#### Exercise data
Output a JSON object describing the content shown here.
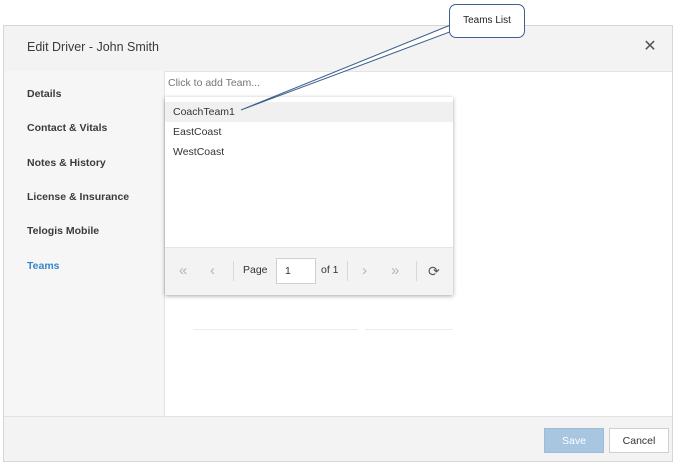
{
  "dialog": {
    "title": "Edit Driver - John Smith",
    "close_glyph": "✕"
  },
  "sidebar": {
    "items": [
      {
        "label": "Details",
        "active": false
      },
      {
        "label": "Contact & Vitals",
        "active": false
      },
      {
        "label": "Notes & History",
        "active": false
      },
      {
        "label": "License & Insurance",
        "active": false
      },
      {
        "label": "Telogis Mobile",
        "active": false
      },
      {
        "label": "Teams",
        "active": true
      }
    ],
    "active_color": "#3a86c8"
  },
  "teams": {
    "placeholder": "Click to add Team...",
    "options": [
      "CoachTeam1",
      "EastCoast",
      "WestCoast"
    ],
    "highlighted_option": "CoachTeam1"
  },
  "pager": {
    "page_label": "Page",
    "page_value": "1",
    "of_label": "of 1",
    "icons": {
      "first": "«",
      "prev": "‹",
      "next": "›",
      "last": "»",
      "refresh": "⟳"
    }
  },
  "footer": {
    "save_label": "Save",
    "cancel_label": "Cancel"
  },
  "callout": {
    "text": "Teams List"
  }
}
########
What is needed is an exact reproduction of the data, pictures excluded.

Output a JSON object describing the content shown here.
{
  "dialog": {
    "title": "Edit Driver - John Smith",
    "close_glyph": "✕"
  },
  "sidebar": {
    "items": [
      {
        "label": "Details",
        "active": false
      },
      {
        "label": "Contact & Vitals",
        "active": false
      },
      {
        "label": "Notes & History",
        "active": false
      },
      {
        "label": "License & Insurance",
        "active": false
      },
      {
        "label": "Telogis Mobile",
        "active": false
      },
      {
        "label": "Teams",
        "active": true
      }
    ],
    "active_color": "#3a86c8"
  },
  "teams": {
    "placeholder": "Click to add Team...",
    "options": [
      "CoachTeam1",
      "EastCoast",
      "WestCoast"
    ],
    "highlighted_option": "CoachTeam1"
  },
  "pager": {
    "page_label": "Page",
    "page_value": "1",
    "of_label": "of 1",
    "icons": {
      "first": "«",
      "prev": "‹",
      "next": "›",
      "last": "»",
      "refresh": "⟳"
    }
  },
  "footer": {
    "save_label": "Save",
    "cancel_label": "Cancel"
  },
  "callout": {
    "text": "Teams List"
  }
}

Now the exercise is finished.